My Lords, in the 2015-16 financial year, to date around 5,000 loan applications have been accepted by the banks. That is consistent with previous years. Only when a student commences study does the loan become live. At that point, the system identifies those undertaking postgraduate courses. As most do not begin until late October, it is not yet clear what proportion of applicants are for postgraduate courses.

I thank the Minister for that Answer. The lack of information on this account is disturbing, since it means that the Government are paying too little attention to a matter of national importance. The truth, as I perceive it, is that inadequate financial support has been given to our native postgraduate students. It appears that the banks, on which the Government are depending to provide loans to students, have not been sufficiently forthcoming. Such loans are demanding the exorbitant rate of interest of 10%. That must surely have deterred many postgraduate students from contracting such loans. I seek an assurance from the Minister that the Government are aware of these deficiencies and that they are taking steps to amend the situation.

Over 250,000 people have been lent over £1.1 billion since 1988 under these loans. But the noble Viscount will be aware that the Government have just closed their consultation on a new postgraduate loan, which specifically targets postgraduates. This would be the first time that such a loan would be introduced. We are due to publish the response and final scope of that policy in the autumn, but the NUS vice-president has welcomed it, saying that it is step in the right direction, and the chief executive of Universities UK has said that it is good news so we are certainly doing what we can in this area. This new loan will be extremely welcome.

Will the Minister say what the Government are doing to work with universities to ensure that qualified UK postgraduates are encouraged to continue their academic careers—particularly those from disadvantaged backgrounds—and not deterred by unacceptable fee levels and the costs of loans?

Well, as I said, obviously the professional career development loans exist at the moment, but the new postgraduate loan, which has been welcomed across the sector, will come in shortly. The consultation has closed and the full scope of that policy will be announced later in the autumn. Certainly, encouraging further study and making sure that everyone has access to the training and education they need are at the forefront of the Government’s mind.
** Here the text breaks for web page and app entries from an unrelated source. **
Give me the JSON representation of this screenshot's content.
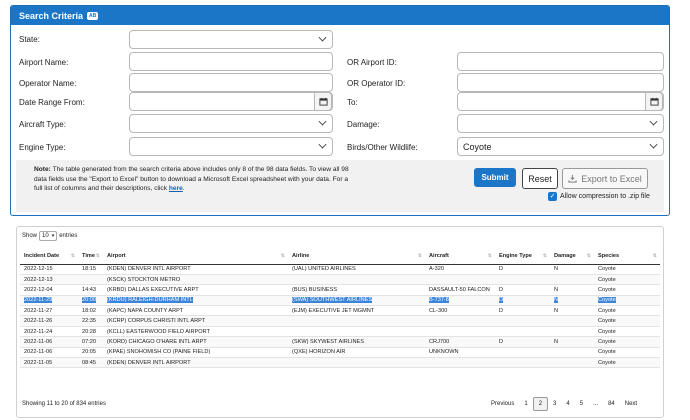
{
  "panel": {
    "title": "Search Criteria",
    "badge": "AB"
  },
  "form": {
    "state_label": "State:",
    "airport_name_label": "Airport Name:",
    "airport_id_label": "OR Airport ID:",
    "operator_name_label": "Operator Name:",
    "operator_id_label": "OR Operator ID:",
    "date_from_label": "Date Range From:",
    "date_to_label": "To:",
    "aircraft_type_label": "Aircraft Type:",
    "damage_label": "Damage:",
    "engine_type_label": "Engine Type:",
    "wildlife_label": "Birds/Other Wildlife:",
    "wildlife_value": "Coyote"
  },
  "note": {
    "bold": "Note:",
    "text": " The table generated from the search criteria above includes only 8 of the 98 data fields. To view all 98 data fields use the \"Export to Excel\" button to download a Microsoft Excel spreadsheet with your data. For a full list of columns and their descriptions, click ",
    "link": "here",
    "end": "."
  },
  "buttons": {
    "submit": "Submit",
    "reset": "Reset",
    "export": "Export to Excel",
    "compression": "Allow compression to .zip file"
  },
  "table": {
    "show_label": "Show",
    "show_value": "10",
    "entries_label": "entries",
    "columns": [
      "Incident Date",
      "Time",
      "Airport",
      "Airline",
      "Aircraft",
      "Engine Type",
      "Damage",
      "Species"
    ],
    "rows": [
      [
        "2022-12-15",
        "18:15",
        "(KDEN) DENVER INTL AIRPORT",
        "(UAL) UNITED AIRLINES",
        "A-320",
        "D",
        "N",
        "Coyote"
      ],
      [
        "2022-12-13",
        "",
        "(KSCK) STOCKTON METRO",
        "",
        "",
        "",
        "",
        "Coyote"
      ],
      [
        "2022-12-04",
        "14:43",
        "(KRBD) DALLAS EXECUTIVE ARPT",
        "(BUS) BUSINESS",
        "DASSAULT-50 FALCON",
        "D",
        "N",
        "Coyote"
      ],
      [
        "2022-11-29",
        "20:00",
        "(KRDU) RALEIGH-DURHAM INTL",
        "(SWA) SOUTHWEST AIRLINES",
        "B-737-8",
        "D",
        "N",
        "Coyote"
      ],
      [
        "2022-11-27",
        "18:02",
        "(KAPC) NAPA COUNTY ARPT",
        "(EJM) EXECUTIVE JET MGMNT",
        "CL-300",
        "D",
        "N",
        "Coyote"
      ],
      [
        "2022-11-26",
        "22:35",
        "(KCRP) CORPUS CHRISTI INTL ARPT",
        "",
        "",
        "",
        "",
        "Coyote"
      ],
      [
        "2022-11-24",
        "20:28",
        "(KCLL) EASTERWOOD FIELD AIRPORT",
        "",
        "",
        "",
        "",
        "Coyote"
      ],
      [
        "2022-11-06",
        "07:20",
        "(KORD) CHICAGO O'HARE INTL ARPT",
        "(SKW) SKYWEST AIRLINES",
        "CRJ700",
        "D",
        "N",
        "Coyote"
      ],
      [
        "2022-11-06",
        "20:05",
        "(KPAE) SNOHOMISH CO (PAINE FIELD)",
        "(QXE) HORIZON AIR",
        "UNKNOWN",
        "",
        "",
        "Coyote"
      ],
      [
        "2022-11-05",
        "08:45",
        "(KDEN) DENVER INTL AIRPORT",
        "",
        "",
        "",
        "",
        "Coyote"
      ]
    ],
    "info": "Showing 11 to 20 of 834 entries"
  },
  "pager": {
    "prev": "Previous",
    "pages": [
      "1",
      "2",
      "3",
      "4",
      "5",
      "...",
      "84"
    ],
    "current": "2",
    "next": "Next"
  }
}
My Lords, may I wish the noble Baroness a speedy recovery from what looks like a very awkward injury, attractively dressed in the blue to match her suit? For those who cannot see it, she is struggling to answer and almost strangling herself in the process.

It seems that almost a sense of panic is setting in. We have £50 million of emergency bursaries from HEFCE to bridge the gap until the new schemes come in. We have postgraduate and career development loans, which are £10,000 per student, but with 10% interest rates charged to be repayable within three weeks of graduating, and we then have the Government consulting on a £25,000 income-contingent loan. Yet there is a 10% reduction in the numbers of people going on to become postgraduates on taught courses. Is there not something more we can do?

This Government will be the first to introduce a loan specifically targeted at postgraduates, so we are taking this extremely seriously. On the interest rate point on career development loans, over the course of the loan the interest rate is more like 6%, because the Government pay the interest while students are studying. That is not to say that more cannot be done, but I assure the House that the Government are focused on higher education and consider it to be extremely important.

Will the Minister please tell the House how far the Government are encouraging industry to help postgraduate students? Industry will benefit from the specialised courses that students do, so it is right that it should make some contribution.

I entirely agree with the noble Baroness, and we are having regular discussions with businesses. Of course, a number of businesses have responded to the consultation. The noble Baroness is absolutely right that it is something that benefits business and the UK economy, and the Government are working hard to ensure that businesses play their part.